The so-called Facebook bill, which would allow the state to seek court orders to force the social media giant to remove certain content based on police recommendations, passed its first reading in the Knesset on Tuesday morning.
The bill was proposed by Public Security Minister Gilad Erdan and Justice Minister Ayelet Shaked in July, two weeks after the two met with Facebook officials in the Knesset.
The government says the bill will only be invoked in cases of suspected incitement, where there is a real possibility that the material in question endangers the public or national security.
Erdan said Tuesday that he continues to battle incitement, closing down social media accounts belonging to the Murabitun and Murabitat, Islamic groups of men and women, respectively, whose regular protests against non-Muslim visitors at the Temple Mount have occasionally turned violent.
“Yesterday we managed joint effort of the police and State Attorney’s Office to block the Facebook pages of the two organizations,” he said in a statement.
Facebook claims that it already provides governments with the ability to block content.
“When governments believe that something on the Internet violates their laws, they may contact companies like Facebook and ask us to restrict access to that content. When we receive such a request, it is scrutinized to determine if the specified content does indeed violate local laws. If we determine that it does, then we make it unavailable in the relevant country or territory,” the social media network says in its guidelines.

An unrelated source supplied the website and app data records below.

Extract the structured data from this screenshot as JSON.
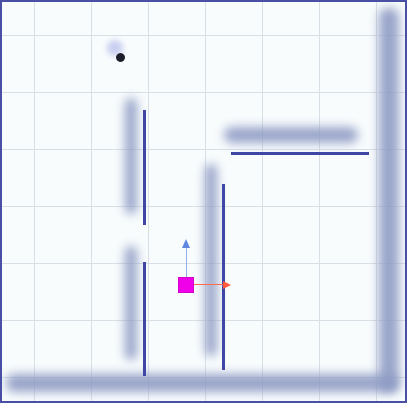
{
  "scene": {
    "colors": {
      "background": "#f8fcfd",
      "grid": "#d8e0e6",
      "wall": "#3f46a3",
      "wall_shadow": "#8f9bc4",
      "gizmo_cube": "#f000e8",
      "x_axis": "#ff5a3a",
      "y_axis": "#5f86df",
      "agent": "#1e1e2a"
    },
    "objects": [
      "boundary-wall-right",
      "boundary-wall-bottom",
      "wall-upper-left",
      "wall-lower-left",
      "wall-middle",
      "wall-horizontal-top",
      "agent-dot",
      "transform-gizmo"
    ],
    "icons": {
      "cube": "selected-object-cube-icon",
      "x_arrow": "x-axis-arrow-icon",
      "y_arrow": "y-axis-arrow-icon"
    }
  }
}
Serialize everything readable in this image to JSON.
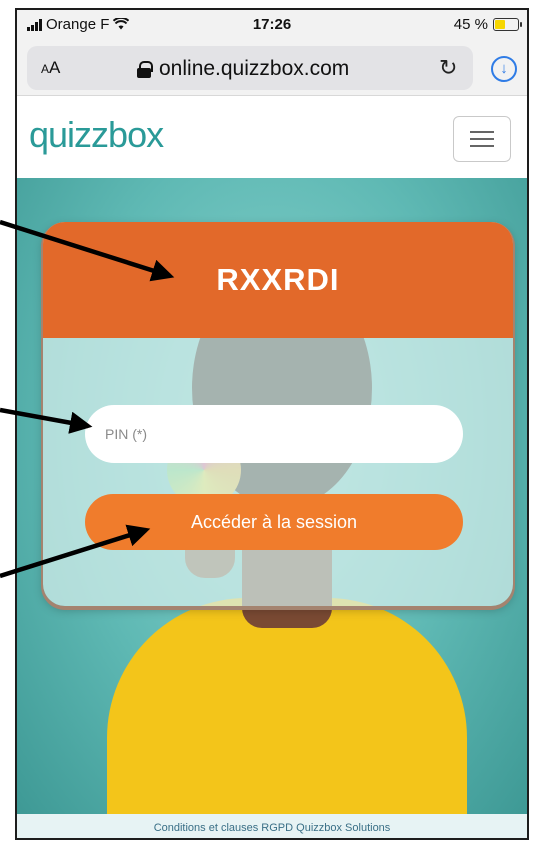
{
  "status_bar": {
    "carrier": "Orange F",
    "time": "17:26",
    "battery_percent": "45 %",
    "battery_level": 0.45,
    "wifi_icon": "wifi-icon",
    "signal_icon": "signal-icon"
  },
  "browser": {
    "text_size_label_small": "A",
    "text_size_label_large": "A",
    "url": "online.quizzbox.com",
    "lock_icon": "lock-icon",
    "reload_icon": "reload-icon",
    "download_icon": "download-icon"
  },
  "site": {
    "logo": "quizzbox",
    "menu_icon": "hamburger-menu-icon",
    "brand_color": "#2a9a98"
  },
  "card": {
    "session_code": "RXXRDI",
    "header_color": "#e2692a",
    "pin_placeholder": "PIN (*)",
    "pin_value": "",
    "access_button_label": "Accéder à la session",
    "button_color": "#f07c2c"
  },
  "footer": {
    "text": "Conditions et clauses RGPD Quizzbox Solutions"
  },
  "annotations": {
    "arrow_color": "#000000",
    "count": 3
  }
}
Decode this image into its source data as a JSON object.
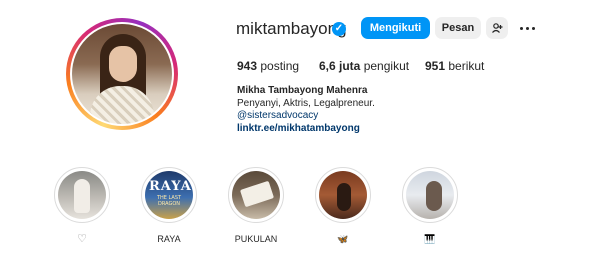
{
  "profile": {
    "username": "miktambayong",
    "verified_icon": "verified-badge-icon",
    "follow_label": "Mengikuti",
    "message_label": "Pesan",
    "add_user_icon": "+°",
    "more_icon": "more-options-icon"
  },
  "stats": {
    "posts_value": "943",
    "posts_label": "posting",
    "followers_value": "6,6 juta",
    "followers_label": "pengikut",
    "following_value": "951",
    "following_label": "berikut"
  },
  "bio": {
    "name": "Mikha Tambayong Mahenra",
    "description": "Penyanyi, Aktris, Legalpreneur.",
    "mention": "@sistersadvocacy",
    "link": "linktr.ee/mikhatambayong"
  },
  "highlights": [
    {
      "label": "♡",
      "icon": "heart-icon"
    },
    {
      "label": "RAYA",
      "cover_title": "RAYA",
      "cover_subtitle": "THE LAST DRAGON"
    },
    {
      "label": "PUKULAN"
    },
    {
      "label": "🦋",
      "icon": "butterfly-icon"
    },
    {
      "label": "🎹",
      "icon": "piano-icon"
    }
  ],
  "colors": {
    "follow_button": "#0095f6",
    "secondary_button": "#efefef",
    "link": "#00376b",
    "text": "#262626"
  }
}
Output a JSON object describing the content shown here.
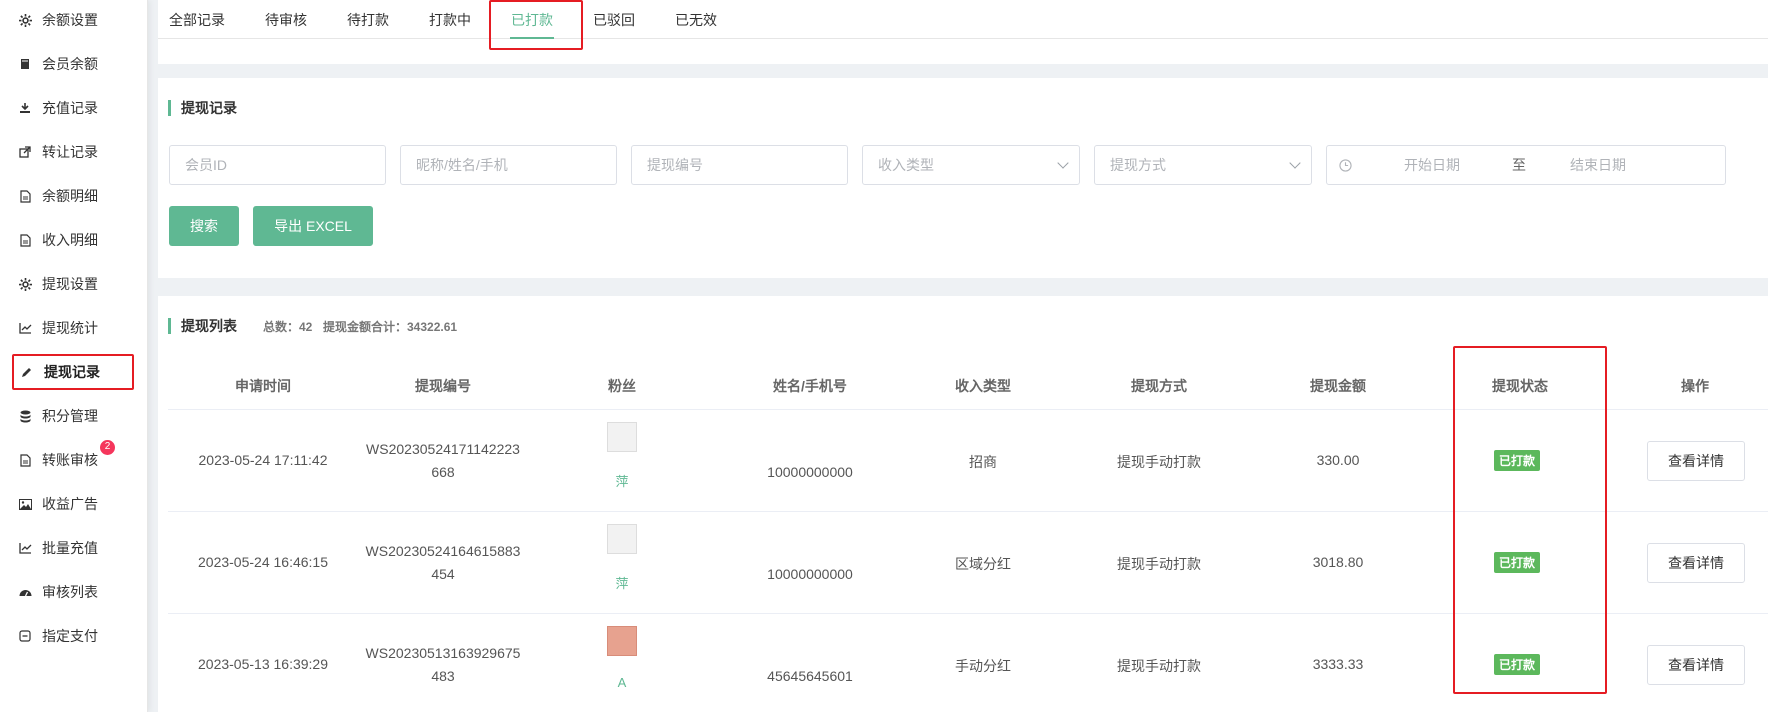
{
  "sidebar": {
    "items": [
      {
        "label": "余额设置",
        "icon": "gear-icon"
      },
      {
        "label": "会员余额",
        "icon": "book-icon"
      },
      {
        "label": "充值记录",
        "icon": "download-icon"
      },
      {
        "label": "转让记录",
        "icon": "external-link-icon"
      },
      {
        "label": "余额明细",
        "icon": "file-icon"
      },
      {
        "label": "收入明细",
        "icon": "file-icon"
      },
      {
        "label": "提现设置",
        "icon": "gear-icon"
      },
      {
        "label": "提现统计",
        "icon": "line-chart-icon"
      },
      {
        "label": "提现记录",
        "icon": "pencil-icon"
      },
      {
        "label": "积分管理",
        "icon": "database-icon"
      },
      {
        "label": "转账审核",
        "icon": "file-icon",
        "badge": "2"
      },
      {
        "label": "收益广告",
        "icon": "image-icon"
      },
      {
        "label": "批量充值",
        "icon": "line-chart-icon"
      },
      {
        "label": "审核列表",
        "icon": "dashboard-icon"
      },
      {
        "label": "指定支付",
        "icon": "minus-square-icon"
      }
    ]
  },
  "tabs": [
    "全部记录",
    "待审核",
    "待打款",
    "打款中",
    "已打款",
    "已驳回",
    "已无效"
  ],
  "filter": {
    "title": "提现记录",
    "member_id_placeholder": "会员ID",
    "nickname_placeholder": "昵称/姓名/手机",
    "withdraw_no_placeholder": "提现编号",
    "income_type_placeholder": "收入类型",
    "withdraw_method_placeholder": "提现方式",
    "start_date_placeholder": "开始日期",
    "date_separator": "至",
    "end_date_placeholder": "结束日期",
    "search_label": "搜索",
    "export_label": "导出 EXCEL"
  },
  "list": {
    "title": "提现列表",
    "total_label": "总数：42",
    "amount_label": "提现金额合计：34322.61",
    "columns": [
      "申请时间",
      "提现编号",
      "粉丝",
      "姓名/手机号",
      "收入类型",
      "提现方式",
      "提现金额",
      "提现状态",
      "操作"
    ],
    "rows": [
      {
        "time": "2023-05-24 17:11:42",
        "no_line1": "WS20230524171142223",
        "no_line2": "668",
        "fan": "萍",
        "phone": "10000000000",
        "income_type": "招商",
        "method": "提现手动打款",
        "amount": "330.00",
        "status": "已打款",
        "action": "查看详情"
      },
      {
        "time": "2023-05-24 16:46:15",
        "no_line1": "WS20230524164615883",
        "no_line2": "454",
        "fan": "萍",
        "phone": "10000000000",
        "income_type": "区域分红",
        "method": "提现手动打款",
        "amount": "3018.80",
        "status": "已打款",
        "action": "查看详情"
      },
      {
        "time": "2023-05-13 16:39:29",
        "no_line1": "WS20230513163929675",
        "no_line2": "483",
        "fan": "A",
        "phone": "45645645601",
        "income_type": "手动分红",
        "method": "提现手动打款",
        "amount": "3333.33",
        "status": "已打款",
        "action": "查看详情"
      }
    ]
  },
  "colors": {
    "accent": "#5fb893",
    "status_green": "#5cb85c",
    "highlight_red": "#e51c23"
  }
}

Defending his legislation last month, Erdan said European countries such as France and Germany already have similar laws in place, and Facebook complies with them. According to a spokesman for the minister, Facebook recently agreed to remove just 23 out of 74 pages brought to its attention by Israel for spreading alleged Palestinian incitement. “Their policy of removing [content] is very, very, very strict and the bar is set very high,” the spokesman told The Times of Israel in July.
Furthermore, Facebook does not recognize Israeli control in the West Bank, the spokesman said. “If someone writes something problematic and they live in Judea and Samaria, [Facebook] won’t cooperate with us and they say it’s outside of Israel and therefore they can’t cooperate,” he said. Facebook declined to comment on that allegation.

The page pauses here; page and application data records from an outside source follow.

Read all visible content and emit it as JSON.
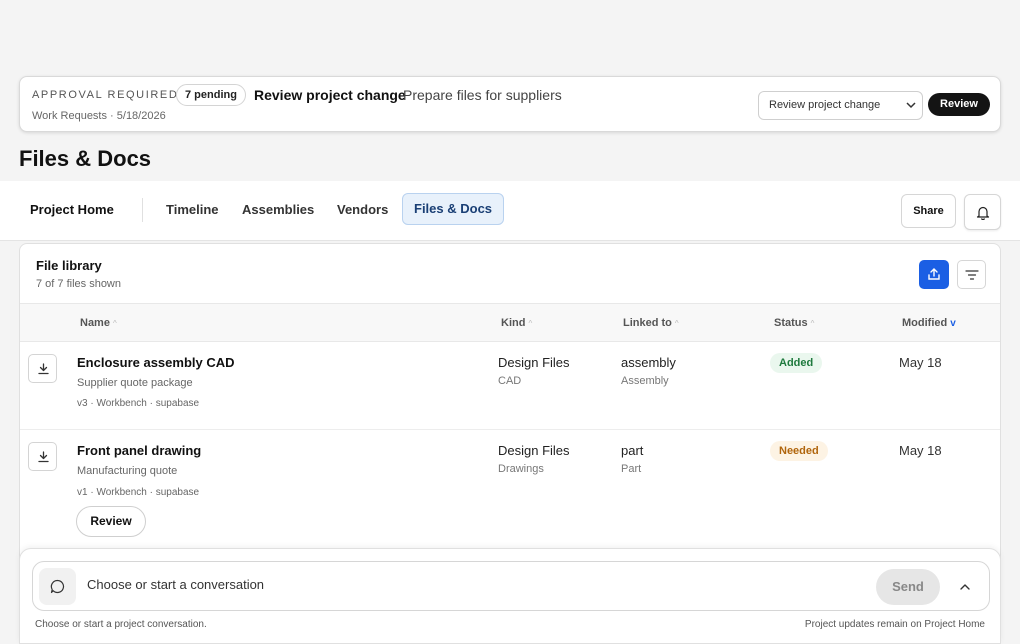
{
  "approval": {
    "kicker": "APPROVAL REQUIRED",
    "pending": "7 pending",
    "title": "Review project change",
    "subtitle": "Prepare files for suppliers",
    "meta": "Work Requests · 5/18/2026",
    "select_value": "Review project change",
    "review_label": "Review"
  },
  "page": {
    "title": "Files & Docs"
  },
  "nav": {
    "home": "Project Home",
    "tabs": [
      "Timeline",
      "Assemblies",
      "Vendors",
      "Files & Docs"
    ],
    "active_tab": "Files & Docs",
    "share_label": "Share"
  },
  "library": {
    "title": "File library",
    "count": "7 of 7 files shown",
    "columns": {
      "name": "Name",
      "kind": "Kind",
      "linked_to": "Linked to",
      "status": "Status",
      "modified": "Modified"
    },
    "sort_indicator": "v",
    "rows": [
      {
        "name": "Enclosure assembly CAD",
        "description": "Supplier quote package",
        "meta": "v3 · Workbench · supabase",
        "kind": "Design Files",
        "kind_sub": "CAD",
        "linked": "assembly",
        "linked_sub": "Assembly",
        "status": "Added",
        "modified": "May 18"
      },
      {
        "name": "Front panel drawing",
        "description": "Manufacturing quote",
        "meta": "v1 · Workbench · supabase",
        "kind": "Design Files",
        "kind_sub": "Drawings",
        "linked": "part",
        "linked_sub": "Part",
        "status": "Needed",
        "modified": "May 18",
        "action": "Review"
      }
    ]
  },
  "chat": {
    "placeholder": "Choose or start a conversation",
    "send_label": "Send",
    "hint_left": "Choose or start a project conversation.",
    "hint_right": "Project updates remain on Project Home"
  },
  "colors": {
    "accent": "#1b5fe4",
    "active_tab_bg": "#e8f1fb",
    "added_bg": "#eaf7ee",
    "added_text": "#1f7a3e",
    "needed_bg": "#fdf3e4",
    "needed_text": "#b0650c"
  }
}
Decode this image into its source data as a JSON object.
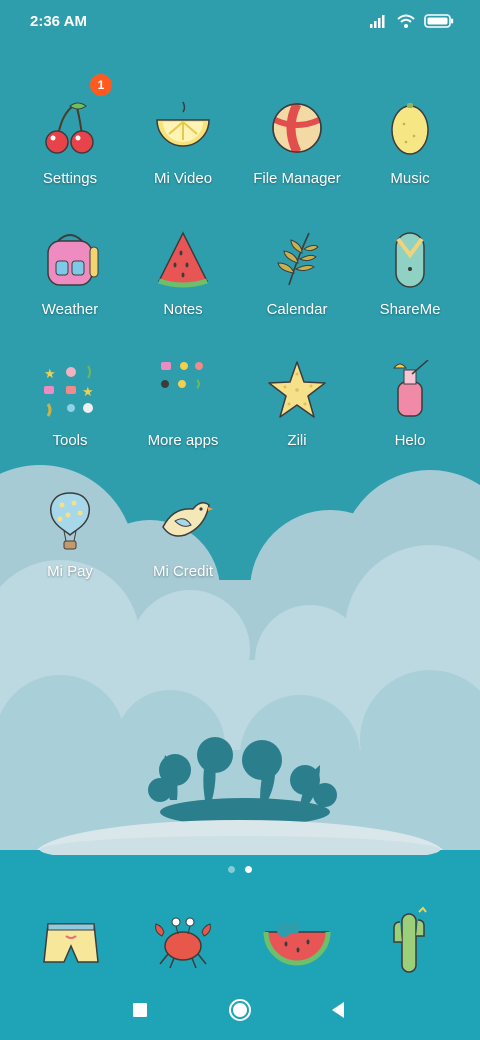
{
  "status_bar": {
    "time": "2:36 AM",
    "icons": [
      "signal-icon",
      "wifi-icon",
      "battery-icon"
    ]
  },
  "apps": [
    {
      "label": "Settings",
      "icon": "cherries-icon",
      "badge": "1"
    },
    {
      "label": "Mi Video",
      "icon": "lemon-slice-icon"
    },
    {
      "label": "File Manager",
      "icon": "beach-ball-icon"
    },
    {
      "label": "Music",
      "icon": "lemon-icon"
    },
    {
      "label": "Weather",
      "icon": "backpack-icon"
    },
    {
      "label": "Notes",
      "icon": "watermelon-slice-icon"
    },
    {
      "label": "Calendar",
      "icon": "leaf-icon"
    },
    {
      "label": "ShareMe",
      "icon": "flip-flop-icon"
    },
    {
      "label": "Tools",
      "icon": "folder-tools-icon"
    },
    {
      "label": "More apps",
      "icon": "folder-more-apps-icon"
    },
    {
      "label": "Zili",
      "icon": "starfish-icon"
    },
    {
      "label": "Helo",
      "icon": "cocktail-bottle-icon"
    },
    {
      "label": "Mi Pay",
      "icon": "hot-air-balloon-icon"
    },
    {
      "label": "Mi Credit",
      "icon": "bird-icon"
    }
  ],
  "page_indicator": {
    "pages": 2,
    "active": 2
  },
  "dock": [
    {
      "icon": "shorts-icon"
    },
    {
      "icon": "crab-icon"
    },
    {
      "icon": "bitten-watermelon-icon"
    },
    {
      "icon": "cactus-icon"
    }
  ],
  "navbar": [
    "recents-square-icon",
    "home-circle-icon",
    "back-triangle-icon"
  ],
  "colors": {
    "sky": "#2e9ead",
    "cloud_light": "#b7d6df",
    "cloud_mid": "#8fc0ce",
    "sea": "#1ea2b6",
    "badge": "#ff5a1f"
  }
}
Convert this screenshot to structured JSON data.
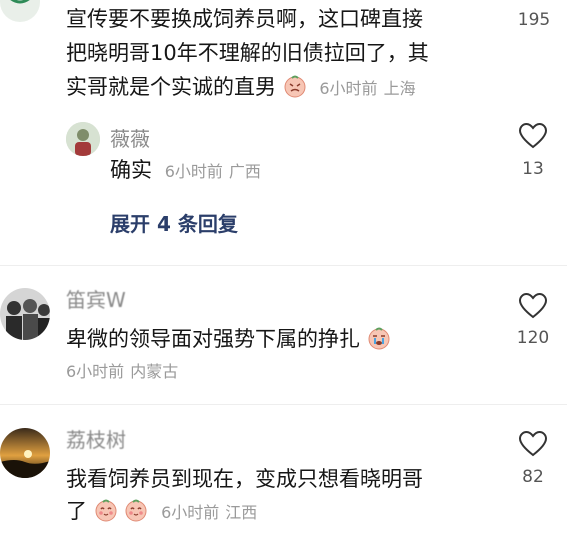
{
  "comments": [
    {
      "text_lines": [
        "宣传要不要换成饲养员啊，这口碑直接",
        "把晓明哥10年不理解的旧债拉回了，其",
        "实哥就是个实诚的直男"
      ],
      "time": "6小时前",
      "region": "上海",
      "likes": "195",
      "replies": [
        {
          "name": "薇薇",
          "text": "确实",
          "time": "6小时前",
          "region": "广西",
          "likes": "13"
        }
      ],
      "expand_label": "展开 4 条回复"
    },
    {
      "name": "笛宾W",
      "text_lines": [
        "卑微的领导面对强势下属的挣扎"
      ],
      "time": "6小时前",
      "region": "内蒙古",
      "likes": "120"
    },
    {
      "name": "荔枝树",
      "text_lines": [
        "我看饲养员到现在，变成只想看晓明哥",
        "了"
      ],
      "time": "6小时前",
      "region": "江西",
      "likes": "82"
    }
  ],
  "icons": {
    "like": "heart-outline-icon"
  },
  "colors": {
    "link": "#2b3e6a",
    "meta": "#9a9a9a"
  }
}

Finally, he continued, when the Israel Police’s cybercrime unit turns to Facebook with urgent requests to remove posts, officers are forced to contact the company’s office in Ireland, even though it has a large corporate presence in Israel. The process for removing even virulent incitement “could take several hours or more, and we don’t have time for this — we need an immediate response.”

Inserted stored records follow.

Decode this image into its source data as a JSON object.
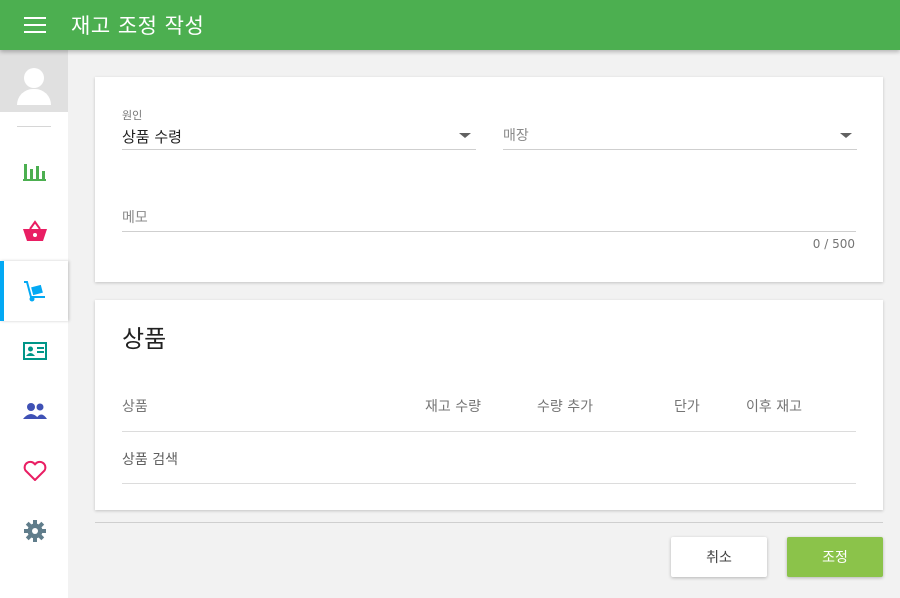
{
  "header": {
    "title": "재고 조정 작성",
    "menu_icon": "hamburger-menu-icon"
  },
  "sidebar": {
    "avatar_icon": "user-avatar-icon",
    "items": [
      {
        "name": "sales-report",
        "icon": "bar-chart-icon",
        "color": "#4caf50",
        "active": false
      },
      {
        "name": "sales",
        "icon": "basket-icon",
        "color": "#e91e63",
        "active": false
      },
      {
        "name": "inventory",
        "icon": "hand-truck-icon",
        "color": "#03a9f4",
        "active": true
      },
      {
        "name": "products",
        "icon": "id-card-icon",
        "color": "#009688",
        "active": false
      },
      {
        "name": "customers",
        "icon": "people-icon",
        "color": "#3f51b5",
        "active": false
      },
      {
        "name": "favorites",
        "icon": "heart-icon",
        "color": "#e91e63",
        "active": false
      },
      {
        "name": "settings",
        "icon": "gear-icon",
        "color": "#607d8b",
        "active": false
      }
    ]
  },
  "form": {
    "reason": {
      "label": "원인",
      "value": "상품 수령"
    },
    "store": {
      "placeholder": "매장"
    },
    "memo": {
      "placeholder": "메모",
      "counter": "0 / 500"
    }
  },
  "products": {
    "title": "상품",
    "columns": [
      "상품",
      "재고 수량",
      "수량 추가",
      "단가",
      "이후 재고"
    ],
    "search_placeholder": "상품 검색"
  },
  "actions": {
    "cancel": "취소",
    "submit": "조정"
  },
  "colors": {
    "header": "#4caf50",
    "active_indicator": "#03a9f4",
    "submit_button": "#8bc34a"
  }
}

But legal experts warn that the social media giant won’t necessarily comply with such orders and with local laws, and may even be turned off the Israeli market; that the legislation is “clumsy,” requiring a lengthy legal process for content removal; and that Israel already has incitement laws on the books for online content but rarely enforces them.